Two plant operators and their security escort had just become the first people to set eyes on a rough stone from the mine's South Kimberlite Pipe, that was later measured at 73mm x 52mm x 27mm.
Within 12 hours it had been validated as a genuine diamond - rather than any other mineral - and weighed at 1,098.3 carats. It became, subject to confirmation, the third largest gem quality diamond ever recovered in the world.
There was no clue until they opened the diamond over-size collection bin, that such a huge stone was lurking within. Ore blasting from the pit is taken to the primary crusher in a routine and automated process. They're broken into pieces of less than 150mm, then sent to scrubbing to remove clay-rich material around the kimberlite.
They're taken to a gravity separation process (dense media separation) based on density. And from there they're sorted by size into different collection bins, and it's only when the bins are unsealed by the security escort that it becomes clear what's inside.
"The security guy breaks the seal once it's full," said Edwin Elias, head of ore processing at Debswana Mining Company, jointly owned by De Beers and the Botswana government.
"One of the operators looked inside and saw something that was way bigger than he expected. He screamed to the other guy and they called the plant supervisor.

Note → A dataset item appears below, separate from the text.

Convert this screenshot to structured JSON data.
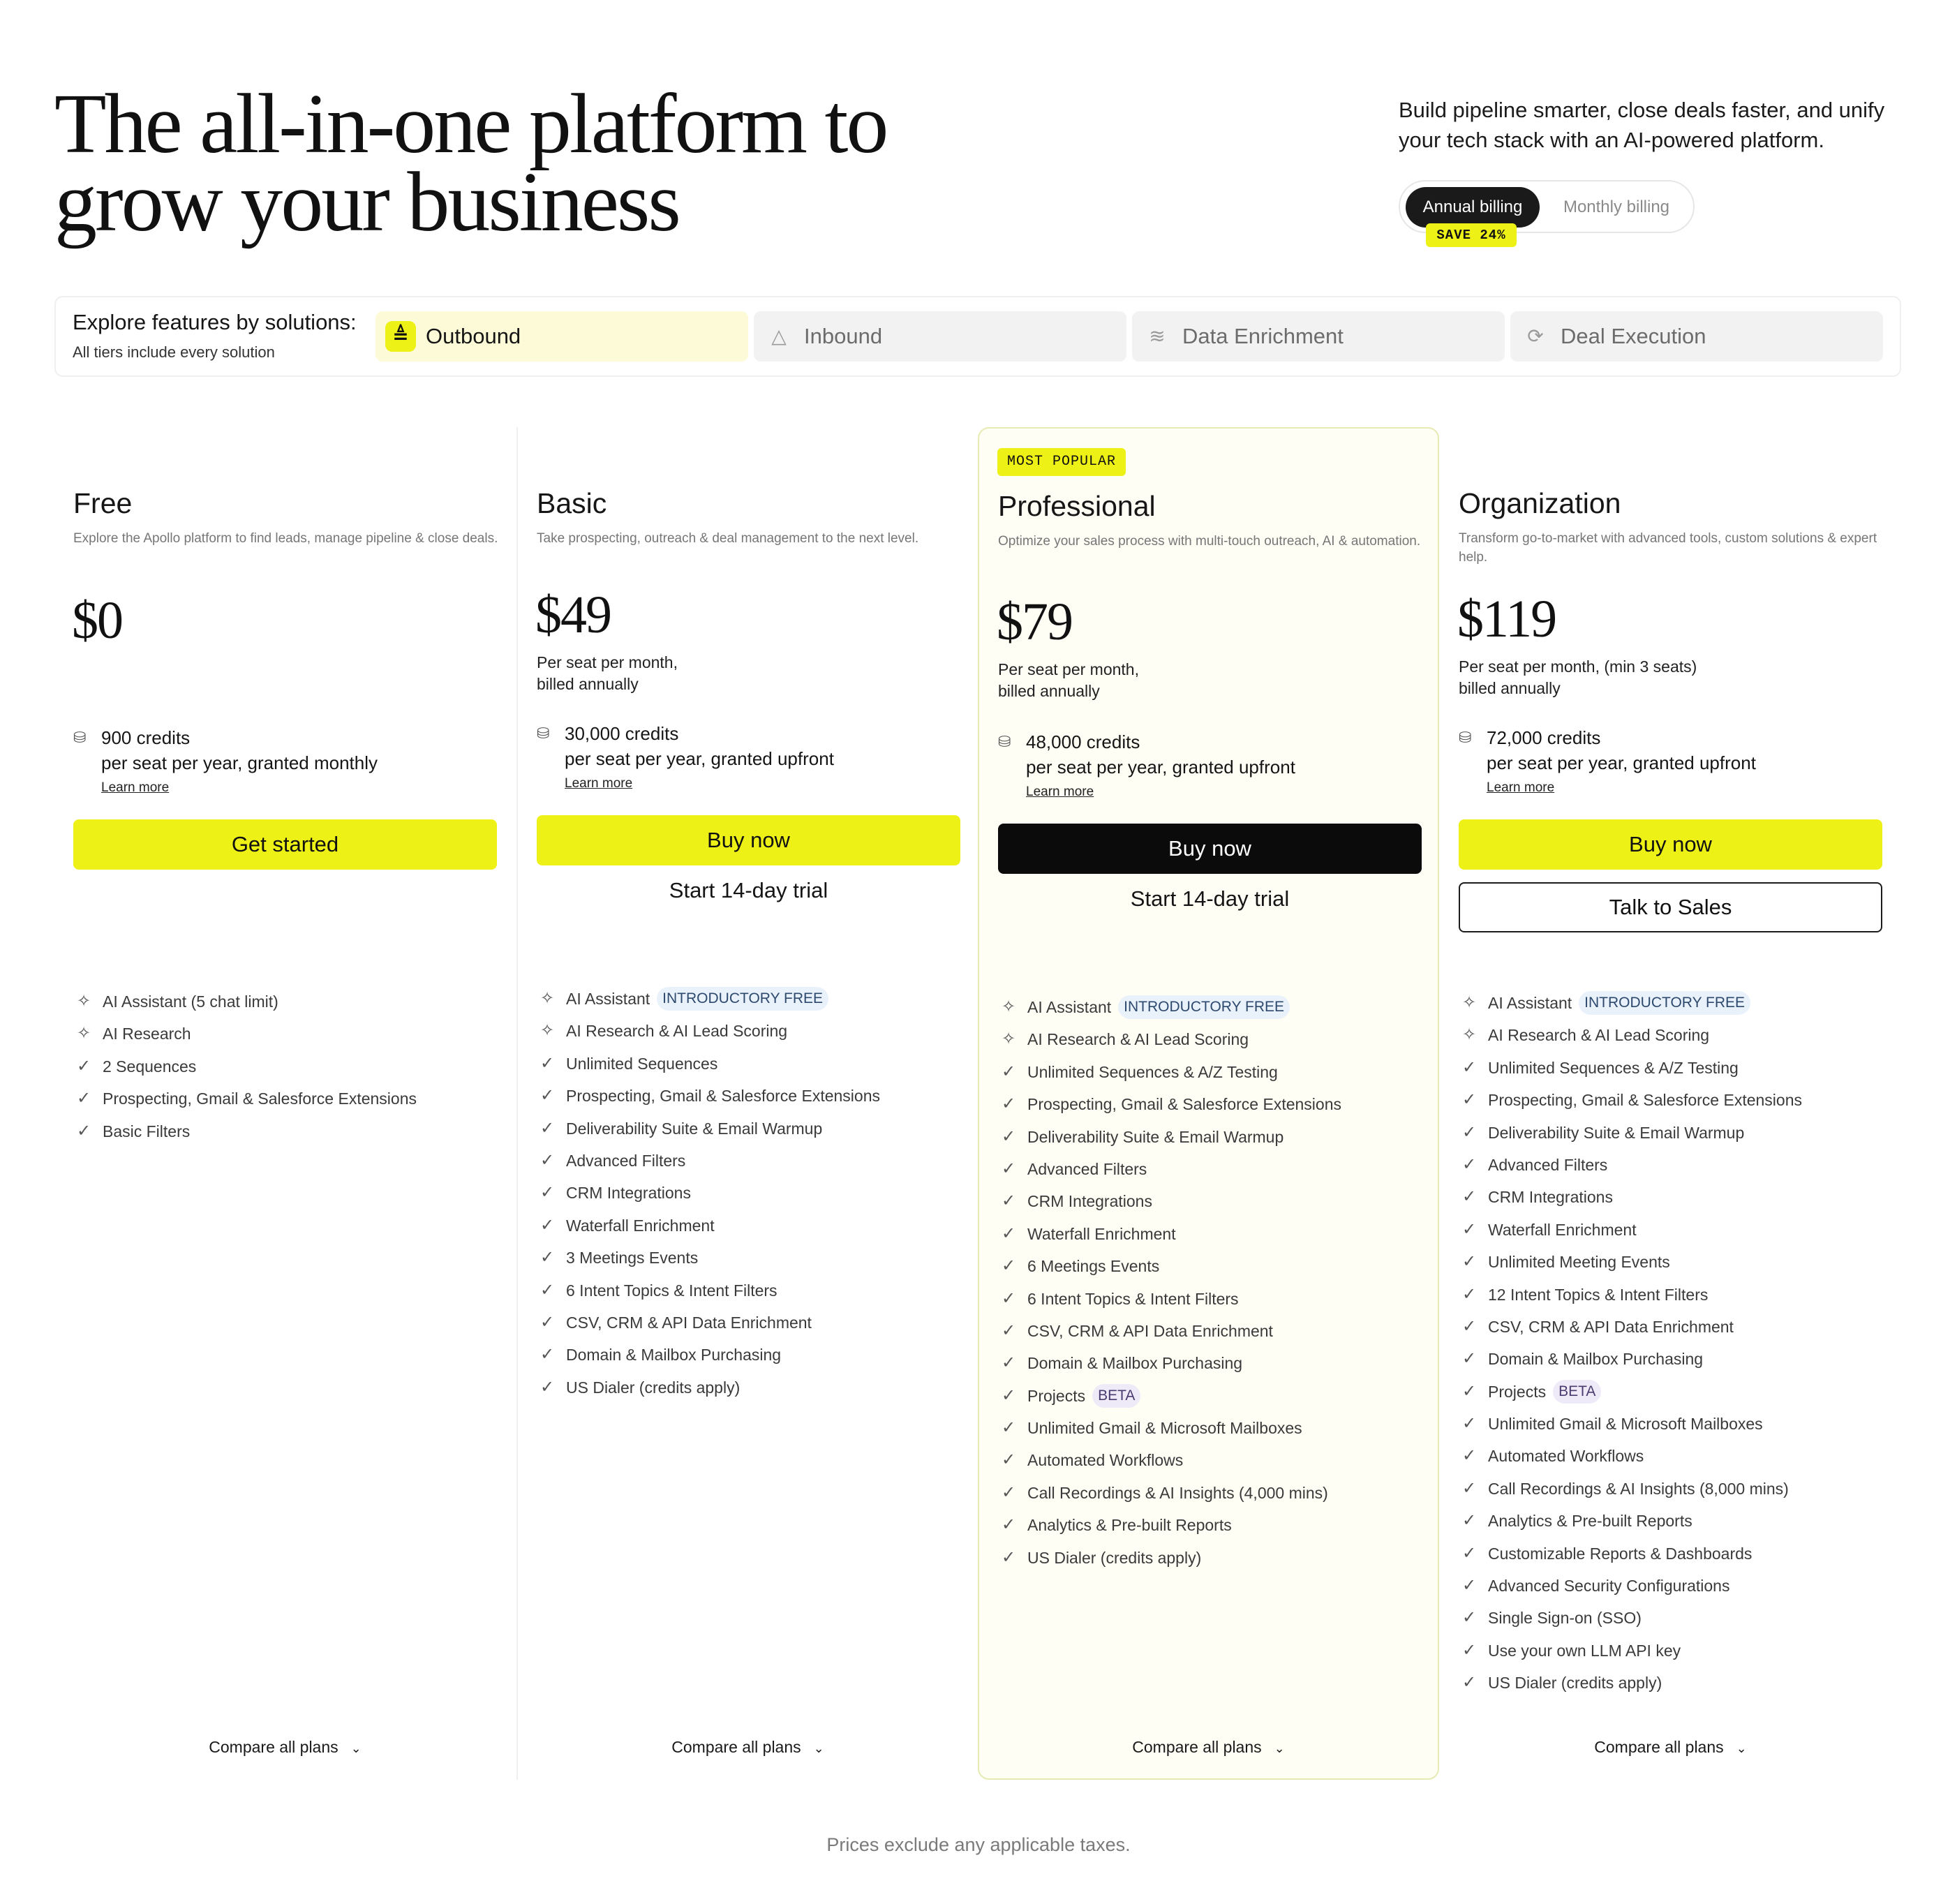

"When you recover a stone of this magnitude the excitement is amazing. The first thing is that you look at its size and then you ask 'is this real?'
"It's an historic moment. I've been in the business for 20 years and I've never held a stone of that size. We've never recovered a diamond of this magnitude, during more than 50 years of our mining.
There's always a risk that such an enormous stone will be broken into smaller pieces as it passes through the various crushers, but Elias says there's been a huge investment in technology since the mine went into full production in 1982.
"We've invested fully to be able to recover stones of this magnitude. This demonstrates that we have the machinery to do it and we have the skills and capacity to do it."
Debswana have been celebrating the recovery but Elias said: "We will celebrate more when we know the valuation of this stone."
The stone is expected to be valued next week by the Diamond Trading Co. Botswana. The decision will then be taken as to whether it is sold by De Beers, which owns 50 per cent of Debswana, or through the state-owned Okavango Diamond Co.
For context the 1,111-ct Lesedi La Rona, recovered in 2015 by Lucara at its Karowe mine, also in Botswana, sold for $53m. It was bought by the British jeweler Graff.